** Opening Given data block **
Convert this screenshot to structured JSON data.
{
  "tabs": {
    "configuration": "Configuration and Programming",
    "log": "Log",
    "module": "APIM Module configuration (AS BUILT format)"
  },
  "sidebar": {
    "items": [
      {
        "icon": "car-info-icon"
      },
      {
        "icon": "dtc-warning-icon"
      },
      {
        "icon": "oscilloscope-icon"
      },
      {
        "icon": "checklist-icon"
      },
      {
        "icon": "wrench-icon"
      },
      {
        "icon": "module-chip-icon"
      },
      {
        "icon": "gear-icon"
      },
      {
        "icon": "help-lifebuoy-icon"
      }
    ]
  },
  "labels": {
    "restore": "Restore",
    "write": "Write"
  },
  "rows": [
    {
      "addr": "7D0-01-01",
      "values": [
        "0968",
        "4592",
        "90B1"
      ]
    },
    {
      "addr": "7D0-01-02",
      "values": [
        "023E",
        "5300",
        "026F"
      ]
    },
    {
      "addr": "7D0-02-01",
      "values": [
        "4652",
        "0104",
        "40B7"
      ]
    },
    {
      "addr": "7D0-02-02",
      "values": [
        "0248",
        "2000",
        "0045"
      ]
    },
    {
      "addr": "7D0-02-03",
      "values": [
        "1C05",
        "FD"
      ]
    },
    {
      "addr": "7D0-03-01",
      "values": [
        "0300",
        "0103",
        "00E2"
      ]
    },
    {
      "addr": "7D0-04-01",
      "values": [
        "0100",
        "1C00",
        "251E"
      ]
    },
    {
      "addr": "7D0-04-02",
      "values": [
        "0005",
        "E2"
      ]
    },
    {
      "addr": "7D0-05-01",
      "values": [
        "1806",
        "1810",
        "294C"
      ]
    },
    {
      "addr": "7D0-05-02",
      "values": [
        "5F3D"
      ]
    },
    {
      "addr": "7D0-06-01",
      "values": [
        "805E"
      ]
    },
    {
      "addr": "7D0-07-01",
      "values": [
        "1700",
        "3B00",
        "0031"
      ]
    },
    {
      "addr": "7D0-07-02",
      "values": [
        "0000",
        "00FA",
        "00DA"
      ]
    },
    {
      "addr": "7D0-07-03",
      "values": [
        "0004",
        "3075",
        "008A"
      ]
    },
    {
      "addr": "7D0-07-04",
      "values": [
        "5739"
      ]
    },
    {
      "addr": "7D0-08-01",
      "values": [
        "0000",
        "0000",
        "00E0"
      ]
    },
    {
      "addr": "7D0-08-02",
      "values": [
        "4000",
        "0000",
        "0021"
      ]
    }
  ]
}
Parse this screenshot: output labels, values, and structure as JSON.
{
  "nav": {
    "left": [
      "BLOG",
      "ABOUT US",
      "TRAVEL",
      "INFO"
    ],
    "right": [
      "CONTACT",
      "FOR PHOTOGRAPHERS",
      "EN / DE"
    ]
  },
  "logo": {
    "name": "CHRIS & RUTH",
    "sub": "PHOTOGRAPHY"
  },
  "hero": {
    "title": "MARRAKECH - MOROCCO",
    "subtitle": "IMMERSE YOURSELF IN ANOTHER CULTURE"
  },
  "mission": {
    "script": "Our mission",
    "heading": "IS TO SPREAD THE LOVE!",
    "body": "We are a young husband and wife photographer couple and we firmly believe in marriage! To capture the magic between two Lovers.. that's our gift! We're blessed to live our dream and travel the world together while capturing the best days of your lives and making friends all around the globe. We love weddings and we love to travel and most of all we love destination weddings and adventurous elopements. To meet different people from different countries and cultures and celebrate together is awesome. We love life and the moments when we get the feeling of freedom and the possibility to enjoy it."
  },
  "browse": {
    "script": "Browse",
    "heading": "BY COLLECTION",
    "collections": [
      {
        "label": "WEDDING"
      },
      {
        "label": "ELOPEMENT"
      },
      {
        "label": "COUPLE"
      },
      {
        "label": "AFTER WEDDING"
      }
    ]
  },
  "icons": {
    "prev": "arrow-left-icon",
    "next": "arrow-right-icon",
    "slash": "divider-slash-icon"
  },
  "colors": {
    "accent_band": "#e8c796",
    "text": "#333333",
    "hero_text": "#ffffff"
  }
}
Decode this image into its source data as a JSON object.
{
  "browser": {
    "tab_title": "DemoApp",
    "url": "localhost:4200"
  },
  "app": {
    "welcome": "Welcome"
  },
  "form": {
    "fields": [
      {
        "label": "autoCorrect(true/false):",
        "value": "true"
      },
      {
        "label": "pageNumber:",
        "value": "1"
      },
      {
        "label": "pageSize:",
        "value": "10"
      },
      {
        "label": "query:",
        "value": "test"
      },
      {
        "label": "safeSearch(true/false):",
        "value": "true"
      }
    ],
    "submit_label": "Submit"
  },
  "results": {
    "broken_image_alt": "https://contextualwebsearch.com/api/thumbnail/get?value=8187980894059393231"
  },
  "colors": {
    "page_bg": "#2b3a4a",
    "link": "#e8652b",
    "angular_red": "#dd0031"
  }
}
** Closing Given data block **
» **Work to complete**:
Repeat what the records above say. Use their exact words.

» **Expected answer**:
Convert this screenshot to structured JSON data.
{
  "tabs": {
    "configuration": "Configuration and Programming",
    "log": "Log",
    "module": "APIM Module configuration (AS BUILT format)"
  },
  "sidebar": {
    "items": [
      {
        "icon": "car-info-icon"
      },
      {
        "icon": "dtc-warning-icon"
      },
      {
        "icon": "oscilloscope-icon"
      },
      {
        "icon": "checklist-icon"
      },
      {
        "icon": "wrench-icon"
      },
      {
        "icon": "module-chip-icon"
      },
      {
        "icon": "gear-icon"
      },
      {
        "icon": "help-lifebuoy-icon"
      }
    ]
  },
  "labels": {
    "restore": "Restore",
    "write": "Write"
  },
  "rows": [
    {
      "addr": "7D0-01-01",
      "values": [
        "0968",
        "4592",
        "90B1"
      ]
    },
    {
      "addr": "7D0-01-02",
      "values": [
        "023E",
        "5300",
        "026F"
      ]
    },
    {
      "addr": "7D0-02-01",
      "values": [
        "4652",
        "0104",
        "40B7"
      ]
    },
    {
      "addr": "7D0-02-02",
      "values": [
        "0248",
        "2000",
        "0045"
      ]
    },
    {
      "addr": "7D0-02-03",
      "values": [
        "1C05",
        "FD"
      ]
    },
    {
      "addr": "7D0-03-01",
      "values": [
        "0300",
        "0103",
        "00E2"
      ]
    },
    {
      "addr": "7D0-04-01",
      "values": [
        "0100",
        "1C00",
        "251E"
      ]
    },
    {
      "addr": "7D0-04-02",
      "values": [
        "0005",
        "E2"
      ]
    },
    {
      "addr": "7D0-05-01",
      "values": [
        "1806",
        "1810",
        "294C"
      ]
    },
    {
      "addr": "7D0-05-02",
      "values": [
        "5F3D"
      ]
    },
    {
      "addr": "7D0-06-01",
      "values": [
        "805E"
      ]
    },
    {
      "addr": "7D0-07-01",
      "values": [
        "1700",
        "3B00",
        "0031"
      ]
    },
    {
      "addr": "7D0-07-02",
      "values": [
        "0000",
        "00FA",
        "00DA"
      ]
    },
    {
      "addr": "7D0-07-03",
      "values": [
        "0004",
        "3075",
        "008A"
      ]
    },
    {
      "addr": "7D0-07-04",
      "values": [
        "5739"
      ]
    },
    {
      "addr": "7D0-08-01",
      "values": [
        "0000",
        "0000",
        "00E0"
      ]
    },
    {
      "addr": "7D0-08-02",
      "values": [
        "4000",
        "0000",
        "0021"
      ]
    }
  ]
}
Parse this screenshot: output labels, values, and structure as JSON.
{
  "nav": {
    "left": [
      "BLOG",
      "ABOUT US",
      "TRAVEL",
      "INFO"
    ],
    "right": [
      "CONTACT",
      "FOR PHOTOGRAPHERS",
      "EN / DE"
    ]
  },
  "logo": {
    "name": "CHRIS & RUTH",
    "sub": "PHOTOGRAPHY"
  },
  "hero": {
    "title": "MARRAKECH - MOROCCO",
    "subtitle": "IMMERSE YOURSELF IN ANOTHER CULTURE"
  },
  "mission": {
    "script": "Our mission",
    "heading": "IS TO SPREAD THE LOVE!",
    "body": "We are a young husband and wife photographer couple and we firmly believe in marriage! To capture the magic between two Lovers.. that's our gift! We're blessed to live our dream and travel the world together while capturing the best days of your lives and making friends all around the globe. We love weddings and we love to travel and most of all we love destination weddings and adventurous elopements. To meet different people from different countries and cultures and celebrate together is awesome. We love life and the moments when we get the feeling of freedom and the possibility to enjoy it."
  },
  "browse": {
    "script": "Browse",
    "heading": "BY COLLECTION",
    "collections": [
      {
        "label": "WEDDING"
      },
      {
        "label": "ELOPEMENT"
      },
      {
        "label": "COUPLE"
      },
      {
        "label": "AFTER WEDDING"
      }
    ]
  },
  "icons": {
    "prev": "arrow-left-icon",
    "next": "arrow-right-icon",
    "slash": "divider-slash-icon"
  },
  "colors": {
    "accent_band": "#e8c796",
    "text": "#333333",
    "hero_text": "#ffffff"
  }
}
Decode this image into its source data as a JSON object.
{
  "browser": {
    "tab_title": "DemoApp",
    "url": "localhost:4200"
  },
  "app": {
    "welcome": "Welcome"
  },
  "form": {
    "fields": [
      {
        "label": "autoCorrect(true/false):",
        "value": "true"
      },
      {
        "label": "pageNumber:",
        "value": "1"
      },
      {
        "label": "pageSize:",
        "value": "10"
      },
      {
        "label": "query:",
        "value": "test"
      },
      {
        "label": "safeSearch(true/false):",
        "value": "true"
      }
    ],
    "submit_label": "Submit"
  },
  "results": {
    "broken_image_alt": "https://contextualwebsearch.com/api/thumbnail/get?value=8187980894059393231"
  },
  "colors": {
    "page_bg": "#2b3a4a",
    "link": "#e8652b",
    "angular_red": "#dd0031"
  }
}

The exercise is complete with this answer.